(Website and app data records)
================

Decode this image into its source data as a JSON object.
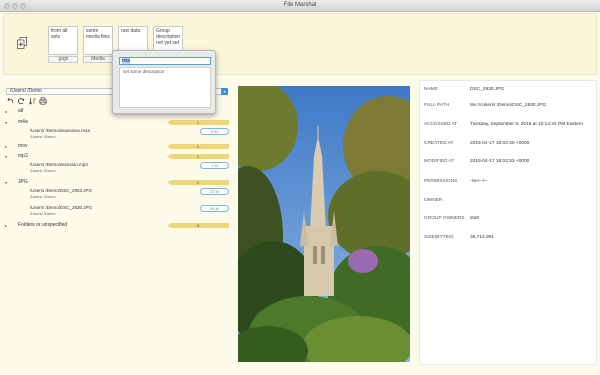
{
  "window": {
    "title": "File Marshal"
  },
  "sets": [
    {
      "description": "from all sets",
      "label": ".jpgs"
    },
    {
      "description": "some media files",
      "label": "Media"
    },
    {
      "description": "raw data",
      "label": ""
    },
    {
      "description": "Group description not yet set",
      "label": ""
    }
  ],
  "popover": {
    "input_value": "mia",
    "description_placeholder": "set some description"
  },
  "browser": {
    "path": "/Users/ /Demo",
    "tree": [
      {
        "ext": "aif",
        "count": ""
      },
      {
        "ext": "m4a",
        "count": "1",
        "files": [
          {
            "path": "/Users/ /Demo/assession.m4a",
            "dir": "/Users/ /Demo",
            "size": "6 M"
          }
        ]
      },
      {
        "ext": "mov",
        "count": "1"
      },
      {
        "ext": "mp3",
        "count": "1",
        "files": [
          {
            "path": "/Users/ /Demo/assesion.mp3",
            "dir": "/Users/ /Demo",
            "size": "1 M"
          }
        ]
      },
      {
        "ext": "JPG",
        "count": "2",
        "files": [
          {
            "path": "/Users/ /Demo/DSC_2903.JPG",
            "dir": "/Users/ /Demo",
            "size": "23 M"
          },
          {
            "path": "/Users/ /Demo/DSC_2930.JPG",
            "dir": "/Users/ /Demo",
            "size": "36 M"
          }
        ]
      },
      {
        "ext": "Folders or unspecified",
        "count": "3"
      }
    ]
  },
  "info": [
    {
      "key": "NAME",
      "value": "DSC_2930.JPG"
    },
    {
      "key": "FULL PATH",
      "value": "file:///Users/ /Demo/DSC_2930.JPG"
    },
    {
      "key": "ACCESSED AT",
      "value": "Tuesday, September 8, 2015 at 10:14:34 PM Eastern"
    },
    {
      "key": "CREATED AT",
      "value": "2015-04-17 18:02:40 +0000"
    },
    {
      "key": "MODIFIED AT",
      "value": "2015-04-17 18:02:53 +0000"
    },
    {
      "key": "PERMISSIONS",
      "value": "-rw-r--r--"
    },
    {
      "key": "OWNER",
      "value": ""
    },
    {
      "key": "GROUP OWNERS",
      "value": "staff"
    },
    {
      "key": "SIZE(BYTES)",
      "value": "36,714,961"
    }
  ]
}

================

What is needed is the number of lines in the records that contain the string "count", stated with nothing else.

> [TASK OUTPUT]: 6